### What needs to be done
Only the number should be given: how many lines below contain "amount".
━━━━━━━━━━━━━━━━━━━━━━━━━━━━━━
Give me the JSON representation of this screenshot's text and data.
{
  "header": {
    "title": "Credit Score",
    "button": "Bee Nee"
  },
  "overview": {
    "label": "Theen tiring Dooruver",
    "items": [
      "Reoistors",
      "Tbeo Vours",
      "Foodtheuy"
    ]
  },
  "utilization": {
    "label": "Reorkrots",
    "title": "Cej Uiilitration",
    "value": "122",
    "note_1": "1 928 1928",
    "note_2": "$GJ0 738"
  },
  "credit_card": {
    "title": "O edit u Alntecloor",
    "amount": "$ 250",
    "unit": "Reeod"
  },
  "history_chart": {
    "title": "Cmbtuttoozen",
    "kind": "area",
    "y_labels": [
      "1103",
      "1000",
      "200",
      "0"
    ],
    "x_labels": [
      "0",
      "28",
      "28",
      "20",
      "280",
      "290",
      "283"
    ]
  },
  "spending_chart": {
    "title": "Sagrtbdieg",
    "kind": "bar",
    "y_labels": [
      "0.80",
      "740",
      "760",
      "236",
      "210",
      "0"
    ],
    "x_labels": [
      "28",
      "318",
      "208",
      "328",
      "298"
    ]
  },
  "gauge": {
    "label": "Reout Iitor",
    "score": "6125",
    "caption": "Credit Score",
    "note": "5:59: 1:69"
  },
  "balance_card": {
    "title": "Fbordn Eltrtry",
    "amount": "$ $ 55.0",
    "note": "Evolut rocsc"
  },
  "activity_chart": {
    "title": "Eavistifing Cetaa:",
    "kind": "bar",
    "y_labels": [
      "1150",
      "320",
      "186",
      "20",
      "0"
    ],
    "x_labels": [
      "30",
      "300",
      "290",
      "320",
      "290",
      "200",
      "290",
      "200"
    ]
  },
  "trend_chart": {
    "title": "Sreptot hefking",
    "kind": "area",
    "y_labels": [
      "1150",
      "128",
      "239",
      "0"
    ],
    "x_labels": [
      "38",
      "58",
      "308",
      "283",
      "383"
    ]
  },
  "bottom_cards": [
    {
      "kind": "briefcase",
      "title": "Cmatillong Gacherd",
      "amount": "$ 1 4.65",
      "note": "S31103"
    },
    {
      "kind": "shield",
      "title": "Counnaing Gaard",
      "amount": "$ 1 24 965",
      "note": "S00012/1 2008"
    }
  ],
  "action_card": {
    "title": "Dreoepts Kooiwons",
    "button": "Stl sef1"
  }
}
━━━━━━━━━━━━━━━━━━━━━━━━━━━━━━
### Problem solution
4